— Problem requirements —
Check every line below for the string "label". Copy the ones that have it.

Records contained in a dataset:
□ □ □ □ □ □ □

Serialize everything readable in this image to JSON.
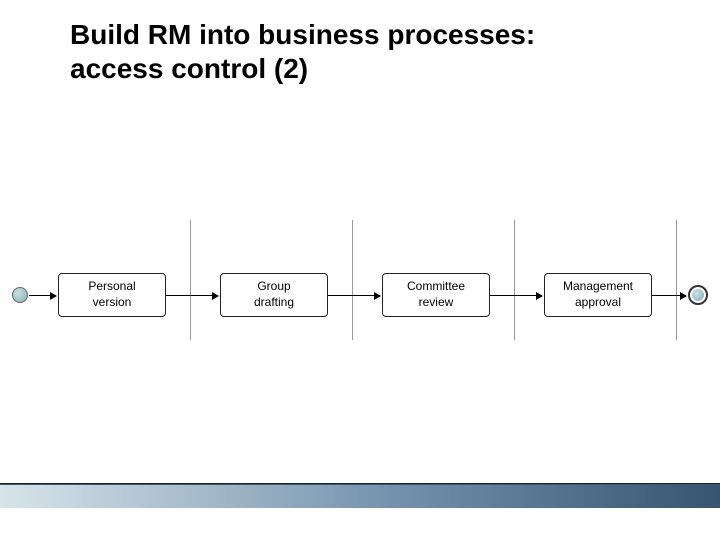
{
  "title_line1": "Build RM into business processes:",
  "title_line2": "access control (2)",
  "flow": {
    "steps": [
      {
        "label": "Personal\nversion"
      },
      {
        "label": "Group\ndrafting"
      },
      {
        "label": "Committee\nreview"
      },
      {
        "label": "Management\napproval"
      }
    ]
  },
  "colors": {
    "node_fill": "#97bdc1",
    "footer_gradient_start": "#d8e4ea",
    "footer_gradient_end": "#36556f"
  },
  "chart_data": {
    "type": "diagram",
    "title": "Build RM into business processes: access control (2)",
    "flow_type": "BPMN process flow",
    "start_event": true,
    "end_event": true,
    "tasks": [
      "Personal version",
      "Group drafting",
      "Committee review",
      "Management approval"
    ],
    "sequence": [
      "start -> Personal version",
      "Personal version -> Group drafting",
      "Group drafting -> Committee review",
      "Committee review -> Management approval",
      "Management approval -> end"
    ],
    "lanes_visible": 4
  }
}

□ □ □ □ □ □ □

— Task solution —
        "label": "Personal\nversion"
        "label": "Group\ndrafting"
        "label": "Committee\nreview"
        "label": "Management\napproval"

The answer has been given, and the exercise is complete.